Well next Monday starts the big project of putting stock away for winter in storage in the rear polyhouses. This year might be quite the squeeze to fit everything inside as we have purchased much stock for next spring’s sales as this “just in time” supply method does not work for plants. The stock has to be weeded, maybe trimmed and then some sorted out to be potted in a larger pot for later spring sales and summer sales.
No doubt customers will want to shop when everything has been put away and the stock will be definitely available. It is difficult though when the houses are covered in early November as the narrow center aisle used for water access and the spraying of fungicide is quite narrow.
Fall is definitely here as the trees on the property, especially the Sugar Maple and Red Maple, are colored up in their usual display of “burning” leaves. Thirty years ago six October Glory Maples (shown below) were planted but only two now survived as they are subject to a malady called graft incompatibility that is delayed in which the graft or bud union may grow for several years only to have the tree suddenly die from this incompatibility.
The Wolf Eyes dogwood in the botanical garden that has variegated green and white leaves is now getting its characteristic pink tint.
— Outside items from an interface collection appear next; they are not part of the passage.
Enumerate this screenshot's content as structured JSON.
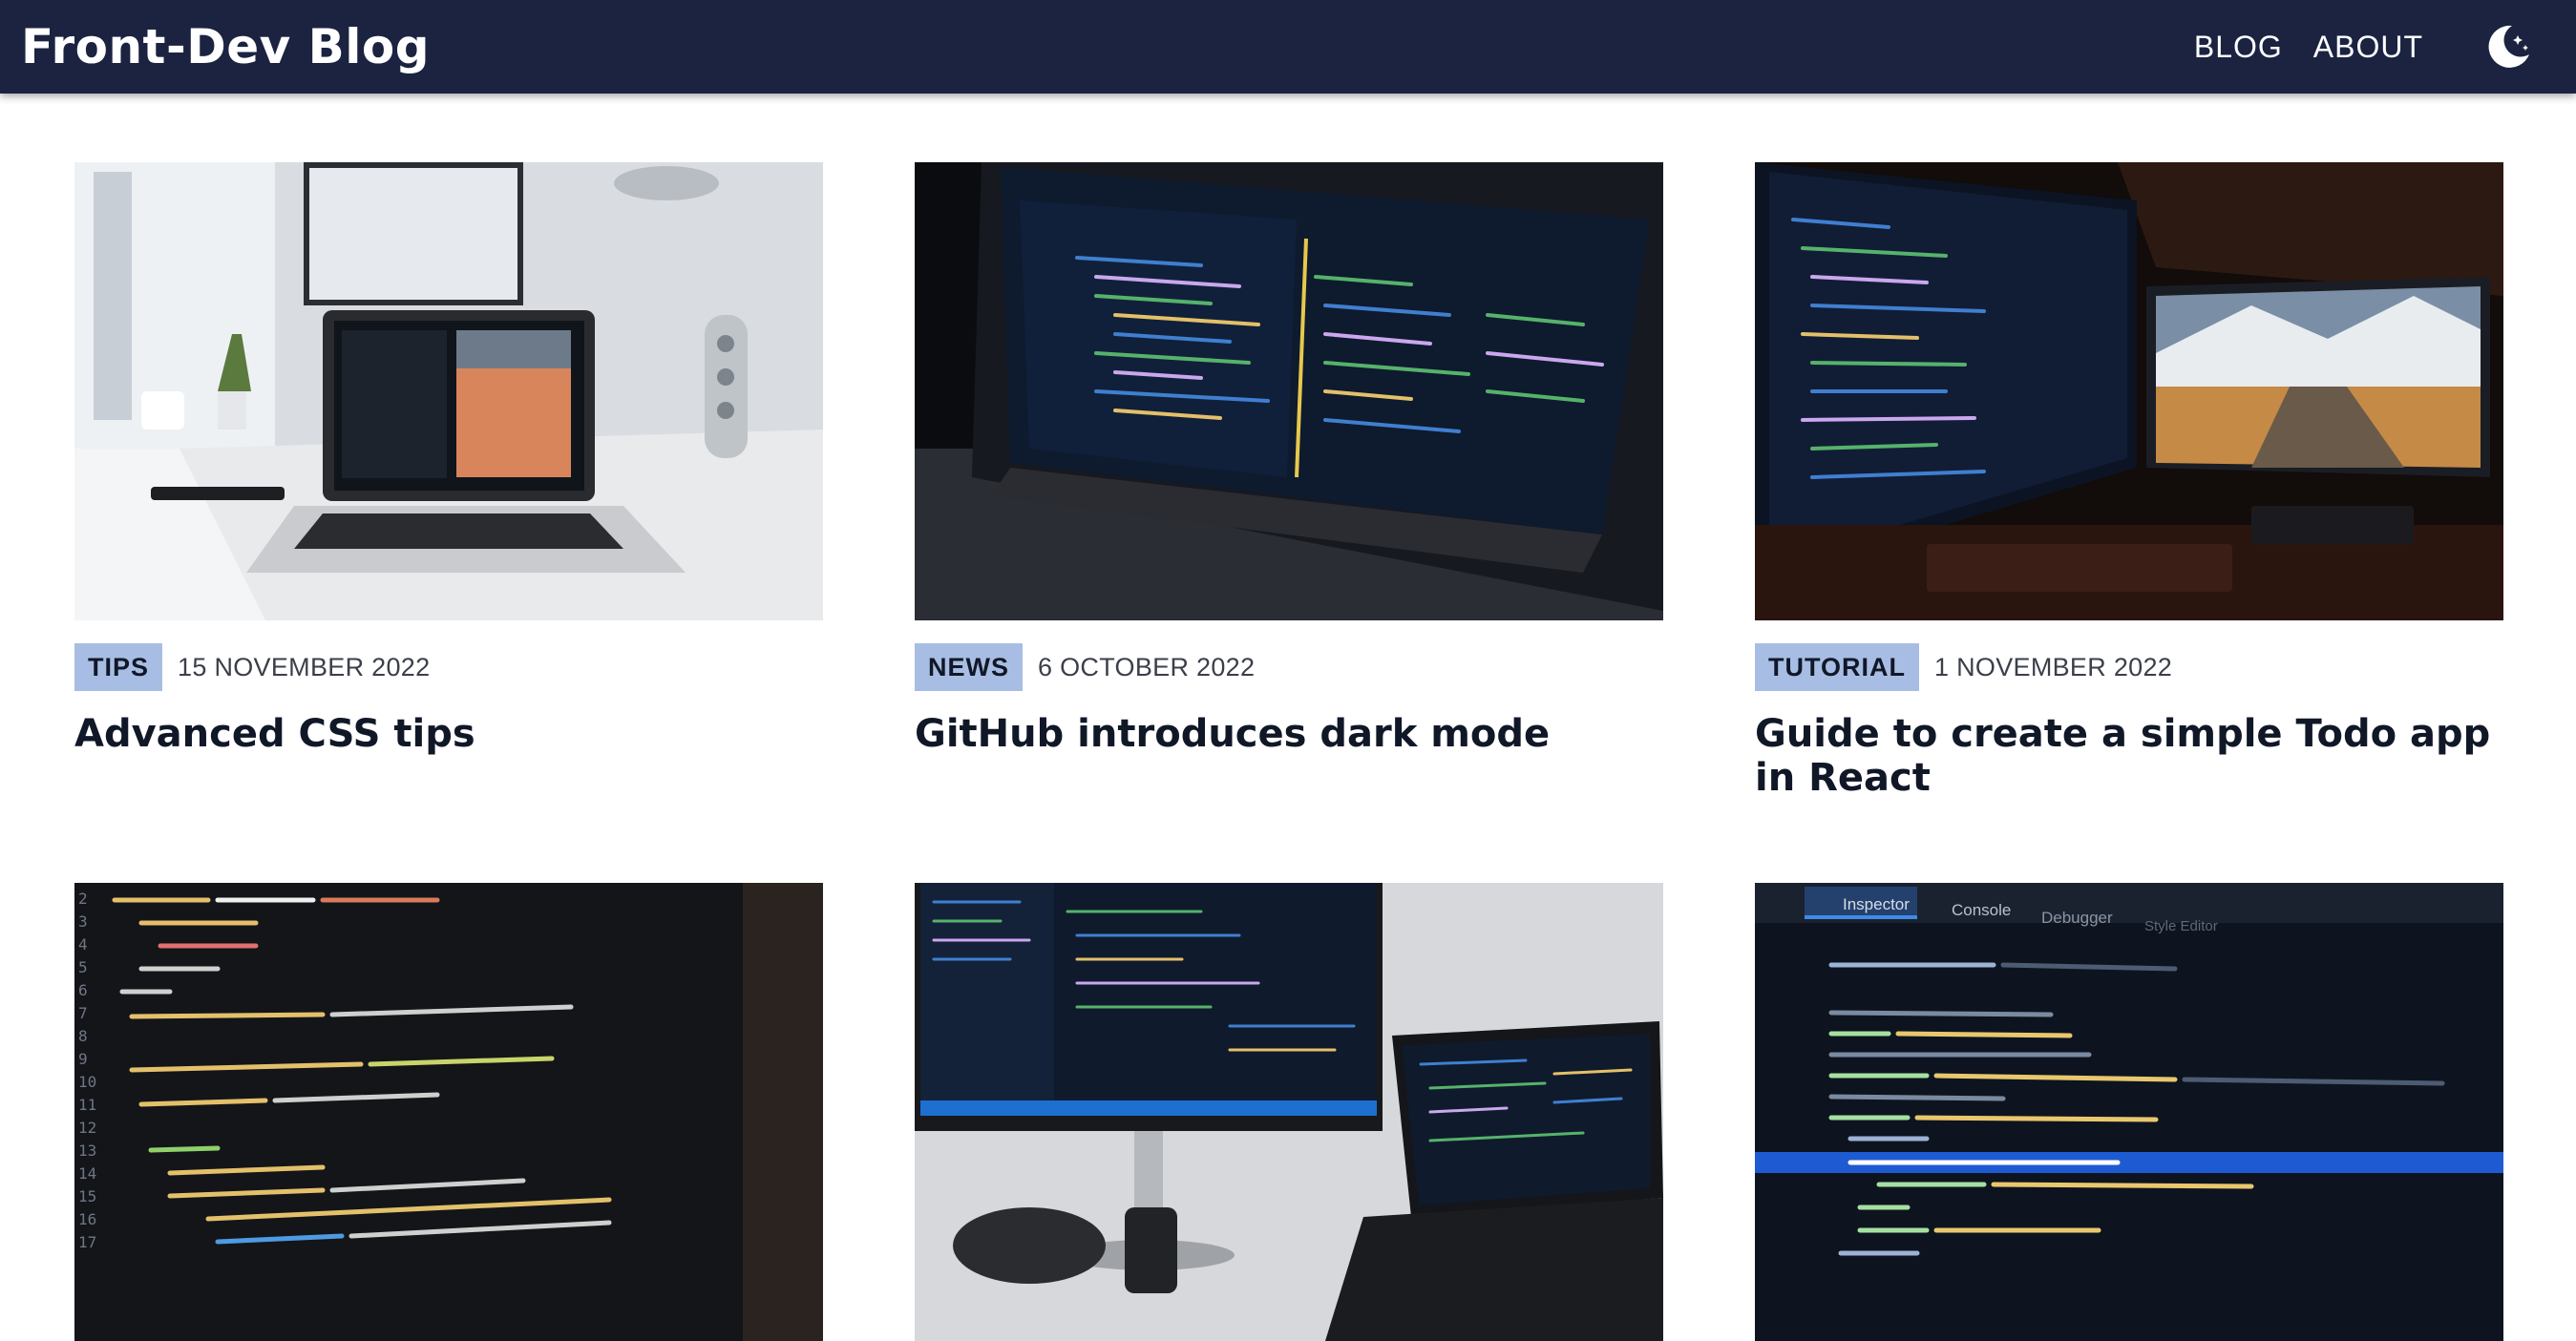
{
  "header": {
    "brand": "Front-Dev Blog",
    "nav": [
      {
        "label": "BLOG"
      },
      {
        "label": "ABOUT"
      }
    ],
    "theme_icon": "moon-stars-icon"
  },
  "colors": {
    "header_bg": "#1b2341",
    "tag_bg": "#a8bde3"
  },
  "posts": [
    {
      "tag": "TIPS",
      "date": "15 NOVEMBER 2022",
      "title": "Advanced CSS tips"
    },
    {
      "tag": "NEWS",
      "date": "6 OCTOBER 2022",
      "title": "GitHub introduces dark mode"
    },
    {
      "tag": "TUTORIAL",
      "date": "1 NOVEMBER 2022",
      "title": "Guide to create a simple Todo app in React"
    },
    {
      "tag": "",
      "date": "",
      "title": ""
    },
    {
      "tag": "",
      "date": "",
      "title": ""
    },
    {
      "tag": "",
      "date": "",
      "title": ""
    }
  ],
  "devtools": {
    "tabs": [
      "Inspector",
      "Console",
      "Debugger",
      "Style Editor"
    ]
  }
}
This coloration is another good reason to plant this tree. When the tree was planted during the hot summer of 2012 it nearly died until a regimen of everyday watering of the tree planted into the sandy-gravelly soil.
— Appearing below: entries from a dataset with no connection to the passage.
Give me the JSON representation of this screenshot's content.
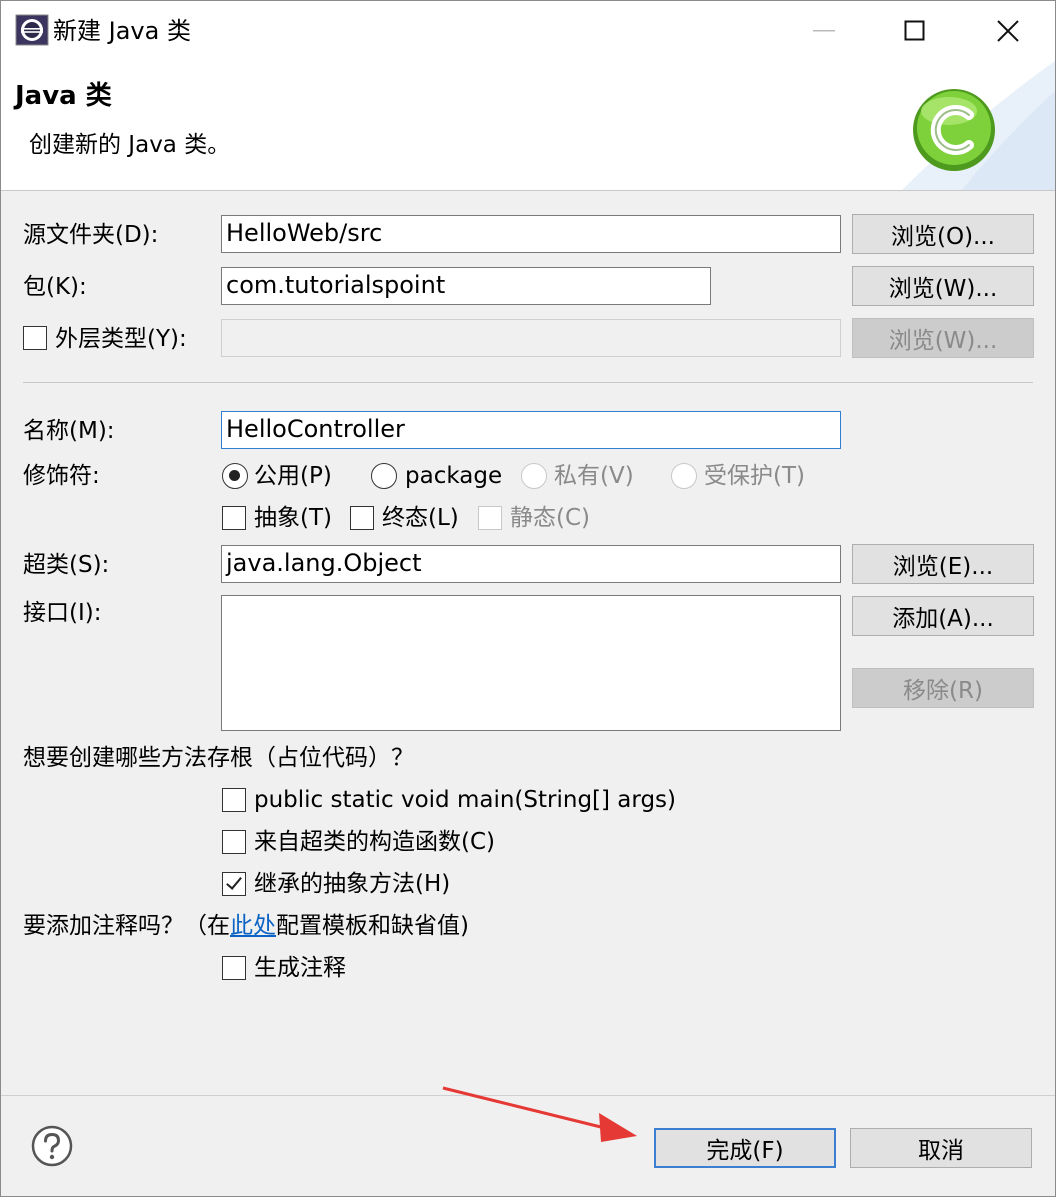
{
  "window": {
    "title": "新建 Java 类"
  },
  "banner": {
    "title": "Java 类",
    "description": "创建新的 Java 类。"
  },
  "source_folder": {
    "label": "源文件夹(D):",
    "value": "HelloWeb/src",
    "browse_label": "浏览(O)..."
  },
  "package": {
    "label": "包(K):",
    "value": "com.tutorialspoint",
    "browse_label": "浏览(W)..."
  },
  "enclosing_type": {
    "label": "外层类型(Y):",
    "value": "",
    "browse_label": "浏览(W)...",
    "checked": false
  },
  "name": {
    "label": "名称(M):",
    "value": "HelloController"
  },
  "modifiers": {
    "label": "修饰符:",
    "access": [
      {
        "label": "公用(P)",
        "selected": true,
        "enabled": true
      },
      {
        "label": "package",
        "selected": false,
        "enabled": true
      },
      {
        "label": "私有(V)",
        "selected": false,
        "enabled": false
      },
      {
        "label": "受保护(T)",
        "selected": false,
        "enabled": false
      }
    ],
    "flags": [
      {
        "label": "抽象(T)",
        "checked": false,
        "enabled": true
      },
      {
        "label": "终态(L)",
        "checked": false,
        "enabled": true
      },
      {
        "label": "静态(C)",
        "checked": false,
        "enabled": false
      }
    ]
  },
  "superclass": {
    "label": "超类(S):",
    "value": "java.lang.Object",
    "browse_label": "浏览(E)..."
  },
  "interfaces": {
    "label": "接口(I):",
    "add_label": "添加(A)...",
    "remove_label": "移除(R)"
  },
  "stubs": {
    "question": "想要创建哪些方法存根（占位代码）？",
    "options": [
      {
        "label": "public static void main(String[] args)",
        "checked": false
      },
      {
        "label": "来自超类的构造函数(C)",
        "checked": false
      },
      {
        "label": "继承的抽象方法(H)",
        "checked": true
      }
    ]
  },
  "comments": {
    "question_prefix": "要添加注释吗？（在",
    "link": "此处",
    "question_suffix": "配置模板和缺省值)",
    "generate_label": "生成注释",
    "checked": false
  },
  "footer": {
    "finish_label": "完成(F)",
    "cancel_label": "取消"
  },
  "colors": {
    "accent": "#3c7fd0",
    "link": "#0b63c5",
    "arrow": "#e53935",
    "logo_green": "#6cc82a"
  }
}
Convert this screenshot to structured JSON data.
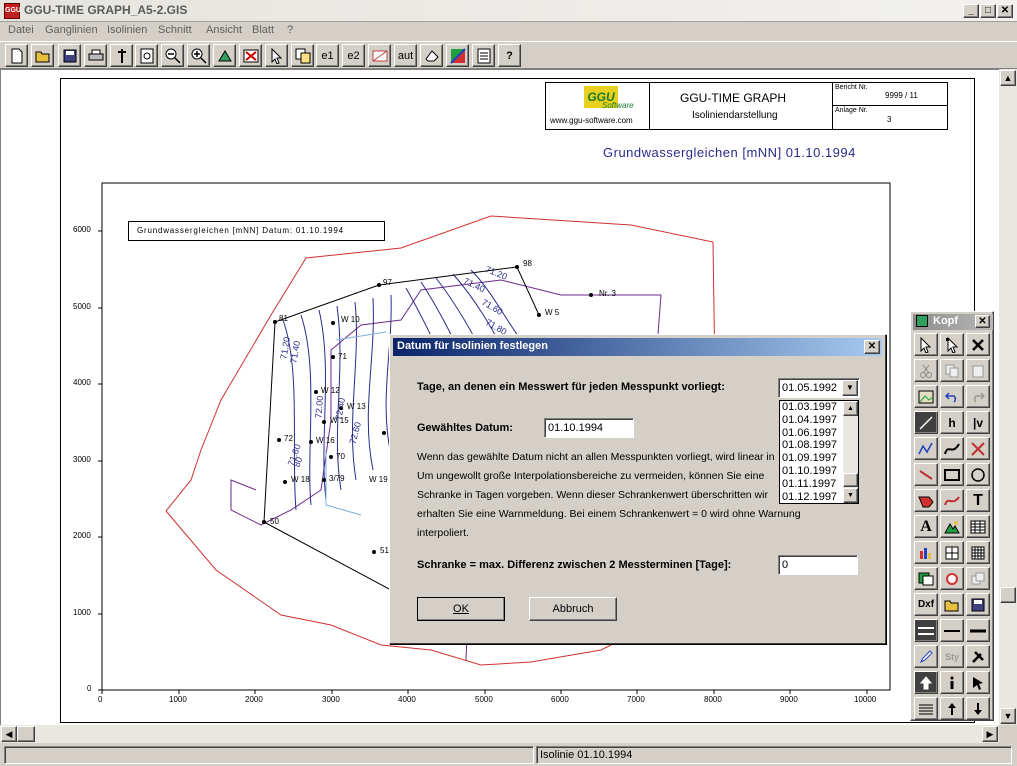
{
  "window": {
    "title": "GGU-TIME GRAPH_A5-2.GIS",
    "icon": "GGU",
    "min": "_",
    "max": "□",
    "close": "✕"
  },
  "menu": [
    "Datei",
    "Ganglinien",
    "Isolinien",
    "Schnitt",
    "Ansicht",
    "Blatt",
    "?"
  ],
  "toolbar": {
    "e1": "e1",
    "e2": "e2",
    "aut": "aut",
    "help": "?"
  },
  "header": {
    "company_url": "www.ggu-software.com",
    "logo_text": "GGU",
    "logo_sub": "Software",
    "app_name": "GGU-TIME GRAPH",
    "subtitle": "Isoliniendarstellung",
    "report_label": "Bericht Nr.",
    "report_value": "9999 / 11",
    "annex_label": "Anlage Nr.",
    "annex_value": "3"
  },
  "plot": {
    "title": "Grundwassergleichen [mNN] 01.10.1994",
    "legend_box": "Grundwassergleichen [mNN]   Datum: 01.10.1994",
    "x_ticks": [
      "0",
      "1000",
      "2000",
      "3000",
      "4000",
      "5000",
      "6000",
      "7000",
      "8000",
      "9000",
      "10000"
    ],
    "y_ticks": [
      "0",
      "1000",
      "2000",
      "3000",
      "4000",
      "5000",
      "6000"
    ],
    "points": [
      "98",
      "97",
      "Nr. 3",
      "W 5",
      "81",
      "W 10",
      "71",
      "W 12",
      "W 13",
      "W 15",
      "W 16",
      "72",
      "70",
      "3/79",
      "W 18",
      "W 19",
      "50",
      "51"
    ],
    "contour_labels": [
      "71.20",
      "71.40",
      "71.60",
      "71.80",
      "71.20",
      "71.40",
      "72.00",
      "72.40",
      "72.60",
      "71.60",
      "80"
    ]
  },
  "palette": {
    "title": "Kopf",
    "close": "✕",
    "labels": {
      "h": "h",
      "v": "|v",
      "T": "T",
      "A": "A",
      "Dxf": "Dxf",
      "Sty": "Sty"
    }
  },
  "dialog": {
    "title": "Datum für Isolinien festlegen",
    "close": "✕",
    "days_label": "Tage, an denen ein Messwert für jeden Messpunkt vorliegt:",
    "days_selected": "01.05.1992",
    "days_options": [
      "01.03.1997",
      "01.04.1997",
      "01.06.1997",
      "01.08.1997",
      "01.09.1997",
      "01.10.1997",
      "01.11.1997",
      "01.12.1997"
    ],
    "date_label": "Gewähltes Datum:",
    "date_value": "01.10.1994",
    "info_lines": [
      "Wenn das gewählte Datum nicht an allen Messpunkten vorliegt, wird linear in",
      "Um ungewollt große Interpolationsbereiche zu vermeiden, können Sie eine",
      "Schranke in Tagen vorgeben. Wenn dieser Schrankenwert überschritten wir",
      "erhalten Sie eine Warnmeldung. Bei einem Schrankenwert = 0 wird ohne Warnung",
      "interpoliert."
    ],
    "limit_label": "Schranke = max. Differenz zwischen 2 Messterminen [Tage]:",
    "limit_value": "0",
    "ok": "OK",
    "cancel": "Abbruch"
  },
  "status": {
    "text": "Isolinie  01.10.1994"
  },
  "colors": {
    "dialog_title": "#0a246a",
    "contour": "#2b2b8c",
    "boundary_red": "#d03030",
    "boundary_purple": "#6a2a8a"
  }
}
I can’t wait until all the houses are covered in November. What a chore!